The world is crying out for great leaders; for statesmen instead of politicians; for men and women who have the faith, the belief and the courage to change things for the better. And whether we lead or follow, we must all give a tiny push.
Christ apart, no leader who has walked this earth has ever come close to perfection. What distinguishes them is not their human failings, but the courage to strive to do what they know is right whatever the personal cost.
While participatory decision-making may be used in certain circumstances, it is also critical to know where the buck stops in your organization. As a leader, it is important to be aware of the extent of your authority and to be ready always to exercise it.
In this regard, I have had the experience of having to terminate the services of very senior people. It is never pleasant, but I always try to remember the advice of Jim Slater, the former chairman of the conglomerate, Slater Walker: When faced with termination, he said, one needs to be “ruthless in the decision and considerate in the execution.” Warren Buffett offers similar advice: “Be fair, be swift, be decisive—and be prepared to fire people.”
This advice proved sound, and I often thought of it when I had the unpleasant task of letting go a senior employee. One must always be prepared to make the ruthless decision—unpleasant as it may be—and not delay it. Indeed, in my experience, when you sit down with the employee, they often know in their heart long before you have the conversation that they are not fitting in or not performing.
Indeed, on one occasion, the employee was relieved that he no longer needed to be concerned about his inadequacies and that he could now get on with the rest of his life.
Finally, as a leader, it is important to understand not only when to use power but when to give it up. Many leaders find this difficult. The very thing that inspires them to assume control can create a blind spot, making it hard for them to see when they are no longer needed. It has happened to me in my own career, and there are many examples of politicians and others who failed to recognize that their time was over.
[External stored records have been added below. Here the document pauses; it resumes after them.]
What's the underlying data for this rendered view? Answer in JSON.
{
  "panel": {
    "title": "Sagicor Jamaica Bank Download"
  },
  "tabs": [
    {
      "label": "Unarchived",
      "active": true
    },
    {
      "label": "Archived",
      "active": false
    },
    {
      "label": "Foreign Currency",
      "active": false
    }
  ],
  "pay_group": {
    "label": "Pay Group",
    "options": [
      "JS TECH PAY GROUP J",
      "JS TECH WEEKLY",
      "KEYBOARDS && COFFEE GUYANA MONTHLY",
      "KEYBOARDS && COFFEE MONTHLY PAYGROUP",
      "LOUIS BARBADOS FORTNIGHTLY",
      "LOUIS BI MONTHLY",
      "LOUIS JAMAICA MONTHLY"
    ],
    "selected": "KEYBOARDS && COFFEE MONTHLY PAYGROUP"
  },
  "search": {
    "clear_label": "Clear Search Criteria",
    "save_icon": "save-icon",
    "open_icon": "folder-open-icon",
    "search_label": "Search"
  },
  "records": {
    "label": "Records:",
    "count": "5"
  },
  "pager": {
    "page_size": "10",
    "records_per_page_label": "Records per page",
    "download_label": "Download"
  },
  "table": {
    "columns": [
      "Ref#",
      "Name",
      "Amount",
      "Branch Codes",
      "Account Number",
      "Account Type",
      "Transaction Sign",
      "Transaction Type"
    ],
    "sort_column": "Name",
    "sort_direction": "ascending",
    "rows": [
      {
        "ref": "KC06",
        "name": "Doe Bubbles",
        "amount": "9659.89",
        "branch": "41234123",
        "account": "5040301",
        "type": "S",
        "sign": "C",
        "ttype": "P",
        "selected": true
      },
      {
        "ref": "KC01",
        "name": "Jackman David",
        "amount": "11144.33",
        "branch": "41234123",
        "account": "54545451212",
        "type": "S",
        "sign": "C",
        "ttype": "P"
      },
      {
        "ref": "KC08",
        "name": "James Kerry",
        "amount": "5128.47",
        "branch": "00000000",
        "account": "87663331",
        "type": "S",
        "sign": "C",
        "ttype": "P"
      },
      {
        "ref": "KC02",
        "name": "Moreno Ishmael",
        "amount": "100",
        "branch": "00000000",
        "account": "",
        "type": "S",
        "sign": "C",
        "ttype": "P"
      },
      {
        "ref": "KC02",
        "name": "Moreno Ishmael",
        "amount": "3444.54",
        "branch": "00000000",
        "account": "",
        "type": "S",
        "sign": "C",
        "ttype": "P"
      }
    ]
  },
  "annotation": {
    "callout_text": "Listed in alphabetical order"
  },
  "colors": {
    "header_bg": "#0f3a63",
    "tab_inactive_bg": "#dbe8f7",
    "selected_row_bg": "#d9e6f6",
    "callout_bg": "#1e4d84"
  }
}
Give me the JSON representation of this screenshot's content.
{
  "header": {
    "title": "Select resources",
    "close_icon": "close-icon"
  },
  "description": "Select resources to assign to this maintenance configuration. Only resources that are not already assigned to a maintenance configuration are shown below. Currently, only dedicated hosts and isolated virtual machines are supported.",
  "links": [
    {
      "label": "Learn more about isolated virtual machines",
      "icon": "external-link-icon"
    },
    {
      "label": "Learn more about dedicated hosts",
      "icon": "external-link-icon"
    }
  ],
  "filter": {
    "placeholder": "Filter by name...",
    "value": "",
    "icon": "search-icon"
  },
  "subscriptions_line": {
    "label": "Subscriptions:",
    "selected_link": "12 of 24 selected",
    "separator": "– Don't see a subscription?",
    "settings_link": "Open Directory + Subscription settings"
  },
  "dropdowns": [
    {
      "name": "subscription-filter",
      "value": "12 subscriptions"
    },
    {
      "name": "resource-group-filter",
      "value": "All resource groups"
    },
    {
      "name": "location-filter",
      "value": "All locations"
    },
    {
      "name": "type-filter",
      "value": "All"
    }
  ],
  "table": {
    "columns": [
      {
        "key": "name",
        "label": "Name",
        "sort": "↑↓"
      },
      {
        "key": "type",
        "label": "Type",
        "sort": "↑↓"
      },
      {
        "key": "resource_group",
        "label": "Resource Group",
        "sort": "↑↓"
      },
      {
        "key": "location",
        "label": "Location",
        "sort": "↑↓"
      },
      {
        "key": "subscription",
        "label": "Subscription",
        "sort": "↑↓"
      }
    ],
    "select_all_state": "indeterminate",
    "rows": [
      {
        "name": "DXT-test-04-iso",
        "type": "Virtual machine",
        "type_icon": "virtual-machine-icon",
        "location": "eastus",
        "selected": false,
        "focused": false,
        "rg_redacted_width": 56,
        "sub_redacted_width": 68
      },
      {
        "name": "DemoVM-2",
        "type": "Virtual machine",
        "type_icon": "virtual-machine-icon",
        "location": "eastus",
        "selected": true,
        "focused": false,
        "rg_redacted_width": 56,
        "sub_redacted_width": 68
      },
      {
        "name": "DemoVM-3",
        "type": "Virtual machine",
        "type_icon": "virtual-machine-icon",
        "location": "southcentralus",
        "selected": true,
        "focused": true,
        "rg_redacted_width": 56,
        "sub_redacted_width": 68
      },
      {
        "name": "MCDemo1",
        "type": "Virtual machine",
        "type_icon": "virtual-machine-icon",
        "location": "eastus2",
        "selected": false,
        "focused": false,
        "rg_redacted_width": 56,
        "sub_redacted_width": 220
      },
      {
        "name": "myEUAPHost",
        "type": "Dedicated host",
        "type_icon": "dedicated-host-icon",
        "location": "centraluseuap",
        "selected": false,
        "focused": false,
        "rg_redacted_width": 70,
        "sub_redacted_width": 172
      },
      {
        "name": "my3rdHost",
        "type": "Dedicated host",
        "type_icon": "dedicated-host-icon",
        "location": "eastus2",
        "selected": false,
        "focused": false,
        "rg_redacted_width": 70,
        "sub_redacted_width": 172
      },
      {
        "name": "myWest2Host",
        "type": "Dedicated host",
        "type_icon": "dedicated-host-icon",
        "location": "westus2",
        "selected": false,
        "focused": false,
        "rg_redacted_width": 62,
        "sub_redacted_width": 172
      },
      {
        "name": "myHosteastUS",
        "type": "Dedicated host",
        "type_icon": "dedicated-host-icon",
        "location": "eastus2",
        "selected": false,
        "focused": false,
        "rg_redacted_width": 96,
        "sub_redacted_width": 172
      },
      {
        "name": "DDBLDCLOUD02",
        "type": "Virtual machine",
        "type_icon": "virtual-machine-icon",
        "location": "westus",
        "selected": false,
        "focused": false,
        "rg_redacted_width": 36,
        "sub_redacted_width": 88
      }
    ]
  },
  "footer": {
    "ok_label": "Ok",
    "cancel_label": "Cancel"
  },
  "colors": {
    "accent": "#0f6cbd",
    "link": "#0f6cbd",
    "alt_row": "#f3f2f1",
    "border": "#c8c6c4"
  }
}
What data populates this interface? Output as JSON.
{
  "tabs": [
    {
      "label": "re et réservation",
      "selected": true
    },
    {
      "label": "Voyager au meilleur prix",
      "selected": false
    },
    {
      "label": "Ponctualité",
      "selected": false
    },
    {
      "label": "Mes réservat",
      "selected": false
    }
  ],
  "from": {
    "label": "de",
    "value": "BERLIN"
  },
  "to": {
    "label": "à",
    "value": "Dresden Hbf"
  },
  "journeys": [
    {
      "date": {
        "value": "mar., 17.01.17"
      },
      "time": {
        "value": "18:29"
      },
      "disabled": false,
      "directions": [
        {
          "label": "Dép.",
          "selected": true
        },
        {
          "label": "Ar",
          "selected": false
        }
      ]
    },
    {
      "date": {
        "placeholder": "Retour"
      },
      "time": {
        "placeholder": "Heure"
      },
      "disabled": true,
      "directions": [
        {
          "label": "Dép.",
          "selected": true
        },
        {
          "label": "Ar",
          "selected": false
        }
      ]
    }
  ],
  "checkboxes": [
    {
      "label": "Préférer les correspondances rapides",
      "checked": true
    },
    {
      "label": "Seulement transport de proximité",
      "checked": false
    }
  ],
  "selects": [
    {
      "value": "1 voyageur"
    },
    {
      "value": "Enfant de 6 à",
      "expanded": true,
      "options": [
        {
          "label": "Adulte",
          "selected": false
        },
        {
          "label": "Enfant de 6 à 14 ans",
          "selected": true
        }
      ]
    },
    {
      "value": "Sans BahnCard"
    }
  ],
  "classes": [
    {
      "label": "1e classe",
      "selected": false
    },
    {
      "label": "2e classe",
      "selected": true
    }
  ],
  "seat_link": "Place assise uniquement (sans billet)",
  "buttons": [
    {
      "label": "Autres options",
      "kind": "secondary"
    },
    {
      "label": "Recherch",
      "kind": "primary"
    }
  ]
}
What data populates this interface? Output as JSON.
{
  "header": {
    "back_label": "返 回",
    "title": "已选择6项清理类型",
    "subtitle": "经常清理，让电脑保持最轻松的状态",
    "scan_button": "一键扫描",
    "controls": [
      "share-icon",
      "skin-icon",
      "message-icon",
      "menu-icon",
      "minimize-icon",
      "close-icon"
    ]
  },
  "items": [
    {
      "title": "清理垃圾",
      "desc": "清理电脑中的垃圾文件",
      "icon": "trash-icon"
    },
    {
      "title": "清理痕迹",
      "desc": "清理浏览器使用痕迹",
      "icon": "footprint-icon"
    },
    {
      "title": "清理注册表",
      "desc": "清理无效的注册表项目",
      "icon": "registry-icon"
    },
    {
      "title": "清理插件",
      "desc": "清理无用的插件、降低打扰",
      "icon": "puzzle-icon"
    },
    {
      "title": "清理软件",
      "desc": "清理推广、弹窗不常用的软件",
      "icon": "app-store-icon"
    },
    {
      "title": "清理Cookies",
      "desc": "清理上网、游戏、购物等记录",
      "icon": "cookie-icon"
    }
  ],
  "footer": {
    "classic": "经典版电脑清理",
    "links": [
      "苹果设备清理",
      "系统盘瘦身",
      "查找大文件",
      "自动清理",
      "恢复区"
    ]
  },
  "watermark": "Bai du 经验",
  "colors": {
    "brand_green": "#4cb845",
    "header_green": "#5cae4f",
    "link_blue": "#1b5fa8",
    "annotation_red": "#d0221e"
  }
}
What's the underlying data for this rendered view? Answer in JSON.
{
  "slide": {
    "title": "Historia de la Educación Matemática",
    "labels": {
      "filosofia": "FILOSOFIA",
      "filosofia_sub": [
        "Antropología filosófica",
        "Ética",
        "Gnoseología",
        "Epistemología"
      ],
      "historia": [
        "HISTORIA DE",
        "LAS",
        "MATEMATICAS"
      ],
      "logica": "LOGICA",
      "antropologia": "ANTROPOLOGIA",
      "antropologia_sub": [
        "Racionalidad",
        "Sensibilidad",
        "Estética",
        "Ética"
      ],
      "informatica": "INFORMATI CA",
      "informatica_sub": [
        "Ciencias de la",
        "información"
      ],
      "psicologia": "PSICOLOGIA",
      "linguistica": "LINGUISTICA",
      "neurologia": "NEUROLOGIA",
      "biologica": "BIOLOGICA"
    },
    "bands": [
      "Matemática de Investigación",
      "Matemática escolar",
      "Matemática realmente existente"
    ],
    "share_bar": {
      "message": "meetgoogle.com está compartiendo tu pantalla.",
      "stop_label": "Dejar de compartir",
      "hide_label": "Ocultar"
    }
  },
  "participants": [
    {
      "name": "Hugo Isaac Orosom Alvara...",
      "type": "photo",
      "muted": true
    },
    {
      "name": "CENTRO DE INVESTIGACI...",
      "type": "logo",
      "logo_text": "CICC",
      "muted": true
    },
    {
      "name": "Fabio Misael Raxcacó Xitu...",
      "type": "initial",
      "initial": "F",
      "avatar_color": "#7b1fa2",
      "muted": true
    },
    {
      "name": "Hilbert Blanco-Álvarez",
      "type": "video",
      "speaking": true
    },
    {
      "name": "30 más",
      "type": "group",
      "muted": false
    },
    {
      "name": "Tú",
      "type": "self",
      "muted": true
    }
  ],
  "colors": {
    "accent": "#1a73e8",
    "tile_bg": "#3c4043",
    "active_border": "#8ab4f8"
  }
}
Adapted from A Glorious Ride: From Jumble Plains to Eternity with Nick Cater (Wilkinson Publishing)